Generation of nuclear waste
At multiple nuclear power plants, uranium is split to produce electricity. The produced heat and energy is used to drive turbines and perform similar tasks. As there are thousands of tons of fuel produced by each site, these sites are also contributing to a huge amount of nuclear waste. Generally, it takes about two years to declare that split uranium has been spent. This spent waste is further stored in reactors placed deep under water. However, the problem is that these reactors are fast filing up and now the spent fuel is being stored in dry casks, which is not a completely safe practice.
Issues with nuclear waste recycling

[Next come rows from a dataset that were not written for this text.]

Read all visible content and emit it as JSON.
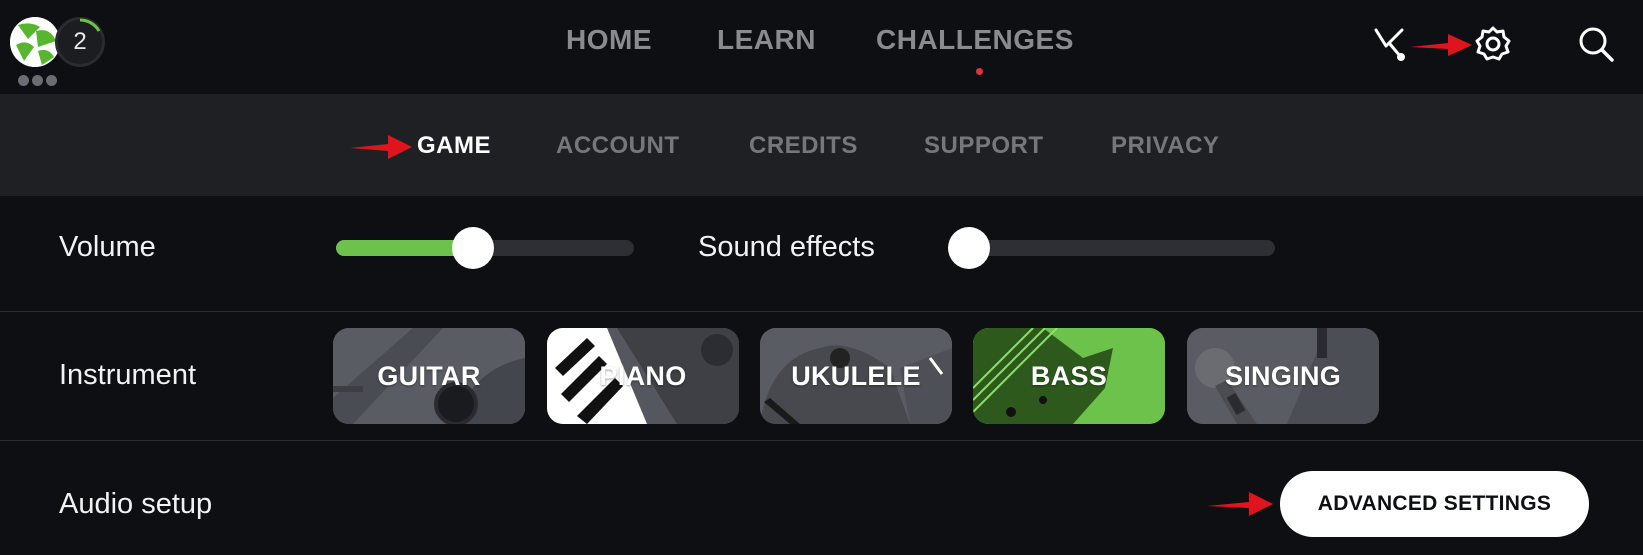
{
  "header": {
    "level": "2",
    "nav": [
      {
        "label": "HOME"
      },
      {
        "label": "LEARN"
      },
      {
        "label": "CHALLENGES"
      }
    ]
  },
  "settings_tabs": [
    {
      "label": "GAME",
      "active": true
    },
    {
      "label": "ACCOUNT",
      "active": false
    },
    {
      "label": "CREDITS",
      "active": false
    },
    {
      "label": "SUPPORT",
      "active": false
    },
    {
      "label": "PRIVACY",
      "active": false
    }
  ],
  "game": {
    "volume": {
      "label": "Volume",
      "level": 0.46
    },
    "sound_effects": {
      "label": "Sound effects",
      "level": 0.0
    },
    "instrument": {
      "label": "Instrument",
      "options": [
        {
          "label": "GUITAR",
          "selected": false
        },
        {
          "label": "PIANO",
          "selected": false
        },
        {
          "label": "UKULELE",
          "selected": false
        },
        {
          "label": "BASS",
          "selected": true
        },
        {
          "label": "SINGING",
          "selected": false
        }
      ]
    },
    "audio_setup": {
      "label": "Audio setup",
      "button_label": "ADVANCED SETTINGS"
    }
  },
  "colors": {
    "accent_green": "#6cc24a",
    "active_indicator": "#e0343a",
    "annotation_arrow": "#e0141c",
    "background": "#0e0f12",
    "tab_bar": "#1f2024"
  },
  "icons": [
    "tuner-fork-icon",
    "gear-icon",
    "search-icon"
  ]
}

While some commercial-level facilities have been developed for recycling nuclear waste, these facilities still lack the right technology and technical information to start their operations. Apart from this, the reprocessing of spent fuel currently involves one-time burning of radioactive waste. In this approach, there is a danger of generating harmful elements that can further be used for unethical purposes. Thus, research is being done to gain information on developing such advanced facilities where radioactive waste could be burned repeatedly, without generating any long-lived and harmful element.
On the other hand, many environmentalists feel that it is a costly process to recycle nuclear waste. Experts also think that the process of recycling may be quite dangerous and may involve technological issues to a great extent. They do not see this process going successful, if started. Some agencies, believing in huge waste cutting through recycling, feel that it is possible to separate spent fuel into reusable elements. However, these agencies also agree that the process would be highly expensive, especially when there is uncertainty of the success of unproven technologies.
Apart from the above, experts find the proposed fast reactors may not only be expensive, but may also be unreliable. This may happen because these reactors are complex to repair and prone to failure. There have been instances when reprocessing plants faced leakage of radioactive elements and caused major safety concerns. That is the reason some countries are still hesitant in making huge investments in nuclear waste recycling projects. They are also concerned about nuclear proliferation, as separated elements like plutonium may cause the building of weapons.
While there are several issues and uncertainties about the setup and management of nuclear waste-recycling facilities, safety concern is of prime importance while deciding to initiate such large-scale commercial projects.
There have been several debates about the safety of recycling nuclear waste in plants. While some experts are concerned about nuclear proliferation, others have issues related to the safety of the recycling process itself.